SAS’ long-standing relationship with the British Army is built on mutual respect and grounded by a reciprocal understanding of each others’ capabilities, strengths, and weaknesses. Roderick Crawford, VP and Country GM for SAS UKI, states that the company’s thorough grasp of the defence sector makes it an ideal partner for the Army as it undergoes its own digital transformation.
“Major General Jon Cole told us that he wanted to enable better, faster decision-making in order to improve operational efficiency,” he explains. Therefore, SAS’ task was to help the British Army realise the “significant potential” of data through the use of artificial intelligence (AI) to automate tasks and conduct complex analysis.
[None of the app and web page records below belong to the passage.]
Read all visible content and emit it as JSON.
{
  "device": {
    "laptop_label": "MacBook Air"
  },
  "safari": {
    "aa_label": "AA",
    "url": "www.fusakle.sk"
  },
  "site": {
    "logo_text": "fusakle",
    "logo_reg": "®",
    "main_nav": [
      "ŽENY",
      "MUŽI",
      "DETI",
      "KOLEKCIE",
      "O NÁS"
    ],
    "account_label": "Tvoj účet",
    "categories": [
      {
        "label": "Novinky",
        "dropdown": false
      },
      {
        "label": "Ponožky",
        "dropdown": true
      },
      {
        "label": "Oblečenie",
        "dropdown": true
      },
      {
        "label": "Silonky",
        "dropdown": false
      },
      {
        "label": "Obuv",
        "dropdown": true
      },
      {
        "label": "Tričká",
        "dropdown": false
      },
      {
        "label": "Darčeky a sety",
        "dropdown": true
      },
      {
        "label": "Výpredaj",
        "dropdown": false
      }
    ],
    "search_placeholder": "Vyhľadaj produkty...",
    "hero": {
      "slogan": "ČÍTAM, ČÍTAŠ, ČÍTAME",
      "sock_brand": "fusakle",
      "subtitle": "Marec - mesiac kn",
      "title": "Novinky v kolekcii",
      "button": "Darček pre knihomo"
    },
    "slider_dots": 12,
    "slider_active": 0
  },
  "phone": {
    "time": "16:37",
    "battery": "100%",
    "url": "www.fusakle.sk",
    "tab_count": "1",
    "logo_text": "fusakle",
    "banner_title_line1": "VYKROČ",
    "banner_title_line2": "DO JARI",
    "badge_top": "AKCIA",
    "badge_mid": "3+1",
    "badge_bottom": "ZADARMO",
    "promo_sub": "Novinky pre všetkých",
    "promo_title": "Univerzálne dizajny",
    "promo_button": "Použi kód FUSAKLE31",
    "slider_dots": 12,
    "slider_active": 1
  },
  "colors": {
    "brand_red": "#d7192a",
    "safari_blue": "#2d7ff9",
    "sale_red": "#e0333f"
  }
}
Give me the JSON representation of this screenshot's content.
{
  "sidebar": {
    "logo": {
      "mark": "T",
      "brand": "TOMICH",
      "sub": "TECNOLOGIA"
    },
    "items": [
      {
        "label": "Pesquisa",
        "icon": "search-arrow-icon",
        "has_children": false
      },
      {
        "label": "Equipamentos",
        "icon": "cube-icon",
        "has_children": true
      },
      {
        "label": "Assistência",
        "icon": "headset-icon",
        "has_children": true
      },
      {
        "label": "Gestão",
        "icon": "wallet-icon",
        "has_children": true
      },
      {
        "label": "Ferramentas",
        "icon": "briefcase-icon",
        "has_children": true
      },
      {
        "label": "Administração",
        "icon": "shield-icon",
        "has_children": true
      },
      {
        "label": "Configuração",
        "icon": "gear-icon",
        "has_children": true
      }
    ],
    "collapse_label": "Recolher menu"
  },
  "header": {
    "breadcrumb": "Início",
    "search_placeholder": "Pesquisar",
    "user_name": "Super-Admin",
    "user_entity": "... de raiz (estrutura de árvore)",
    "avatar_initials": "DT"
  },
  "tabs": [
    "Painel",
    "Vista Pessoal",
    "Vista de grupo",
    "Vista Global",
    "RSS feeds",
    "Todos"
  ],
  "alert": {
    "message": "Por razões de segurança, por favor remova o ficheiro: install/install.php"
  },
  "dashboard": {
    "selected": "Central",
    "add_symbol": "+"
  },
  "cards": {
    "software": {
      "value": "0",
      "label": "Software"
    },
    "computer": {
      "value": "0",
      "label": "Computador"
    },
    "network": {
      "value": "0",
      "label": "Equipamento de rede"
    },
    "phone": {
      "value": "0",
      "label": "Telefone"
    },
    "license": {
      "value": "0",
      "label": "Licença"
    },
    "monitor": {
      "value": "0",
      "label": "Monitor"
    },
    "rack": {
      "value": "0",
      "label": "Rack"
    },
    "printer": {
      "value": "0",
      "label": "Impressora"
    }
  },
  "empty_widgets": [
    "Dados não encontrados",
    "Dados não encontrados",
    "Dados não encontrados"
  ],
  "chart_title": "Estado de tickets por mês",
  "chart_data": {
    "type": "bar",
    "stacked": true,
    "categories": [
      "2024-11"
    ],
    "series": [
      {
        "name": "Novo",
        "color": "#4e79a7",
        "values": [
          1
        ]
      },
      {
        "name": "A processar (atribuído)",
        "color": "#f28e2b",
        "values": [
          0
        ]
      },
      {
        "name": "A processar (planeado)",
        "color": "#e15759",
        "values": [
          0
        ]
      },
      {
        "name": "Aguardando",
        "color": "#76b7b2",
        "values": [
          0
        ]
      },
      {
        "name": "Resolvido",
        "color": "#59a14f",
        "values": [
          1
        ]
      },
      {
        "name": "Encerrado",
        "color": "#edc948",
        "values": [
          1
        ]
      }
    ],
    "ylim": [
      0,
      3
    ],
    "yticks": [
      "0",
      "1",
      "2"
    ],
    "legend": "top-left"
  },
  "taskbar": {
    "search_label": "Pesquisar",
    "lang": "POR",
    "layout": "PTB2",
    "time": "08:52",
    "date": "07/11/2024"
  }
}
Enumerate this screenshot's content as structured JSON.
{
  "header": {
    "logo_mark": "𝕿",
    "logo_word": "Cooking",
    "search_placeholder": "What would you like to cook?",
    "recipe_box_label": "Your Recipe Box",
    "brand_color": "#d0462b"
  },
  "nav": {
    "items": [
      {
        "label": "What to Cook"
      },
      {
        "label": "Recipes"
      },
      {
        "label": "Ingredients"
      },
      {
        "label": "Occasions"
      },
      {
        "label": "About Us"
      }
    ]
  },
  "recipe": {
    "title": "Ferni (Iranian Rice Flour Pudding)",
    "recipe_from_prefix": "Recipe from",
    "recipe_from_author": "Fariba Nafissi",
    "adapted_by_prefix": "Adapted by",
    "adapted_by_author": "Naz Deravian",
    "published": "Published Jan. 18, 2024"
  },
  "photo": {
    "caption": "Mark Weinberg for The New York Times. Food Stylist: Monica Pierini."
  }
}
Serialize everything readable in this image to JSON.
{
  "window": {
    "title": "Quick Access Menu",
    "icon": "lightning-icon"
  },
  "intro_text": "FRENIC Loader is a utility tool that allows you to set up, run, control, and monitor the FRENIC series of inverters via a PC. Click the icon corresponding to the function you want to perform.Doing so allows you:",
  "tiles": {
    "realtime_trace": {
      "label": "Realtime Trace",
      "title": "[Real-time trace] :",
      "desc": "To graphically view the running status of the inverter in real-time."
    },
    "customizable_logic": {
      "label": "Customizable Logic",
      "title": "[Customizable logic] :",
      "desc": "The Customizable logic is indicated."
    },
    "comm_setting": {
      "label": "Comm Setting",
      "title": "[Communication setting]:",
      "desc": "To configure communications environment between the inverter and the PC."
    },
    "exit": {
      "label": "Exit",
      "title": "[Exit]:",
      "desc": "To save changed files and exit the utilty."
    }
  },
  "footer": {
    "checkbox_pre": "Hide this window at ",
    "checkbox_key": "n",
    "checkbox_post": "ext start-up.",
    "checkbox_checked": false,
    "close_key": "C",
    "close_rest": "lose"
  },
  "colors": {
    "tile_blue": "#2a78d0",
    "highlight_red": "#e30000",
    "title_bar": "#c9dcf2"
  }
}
In 2020, the Army invested in the SAS ‘Viya platform’ as an overture to embarking on its new digital roadmap. The goal was to deliver a new way of working that enabled agility, flexibility, faster deployment, and reduced risk and cost: “SAS put a commercial framework in place to free the Army of limits in terms of their access to our tech capabilities.”
Doing so was important not just in terms of facilitating faster innovation but also, in Crawford’s words, to “connect the unconnected.” This means structuring data in a simultaneously secure and accessible manner for all skill levels, from analysts to data engineers and military commanders. The result is that analytics and decision-making that drives innovation and increases collaboration.
Crawford also highlights the importance of the SAS platform’s open nature, “General Cole was very clear that the Army wanted a way to work with other data and analytics tools such as Python. We allow them to do that, but with improved governance and faster delivery capabilities.”
SAS realises that collaboration is at the heart of a strong partnership and has been closely developing a long-term roadmap with the Army. “Although we're separate organisations, we come together to work effectively as one,” says Crawford. “Companies usually find it very easy to partner with SAS because we're a very open, honest, and people-based business by nature.”
With digital technology itself changing with great regularity, it’s safe to imagine that SAS’ own relationship with the Army will become even closer and more diverse. As SAS assists it in enhancing its operational readiness and providing its commanders with a secure view of key data points, Crawford is certain that the company will have a continually valuable role to play.
“As warfare moves into what we might call ‘the grey-zone’, the need to understand, decide, and act on complex information streams and diverse sources has never been more important. AI, computer vision and natural language processing are technologies that we hope to exploit over the next three to five years in conjunction with the Army.”
Fundamentally, data analytics is a tool for gaining valuable insights and expediting the delivery of outcomes. The goal of the two parties’ partnership, concludes Crawford, will be to reach the point where both access to data and decision-making can be performed qualitatively and in real-time.
“SAS is absolutely delighted to have this relationship with the British Army, and across the MOD. It’s a great privilege to be part of the armed forces covenant.”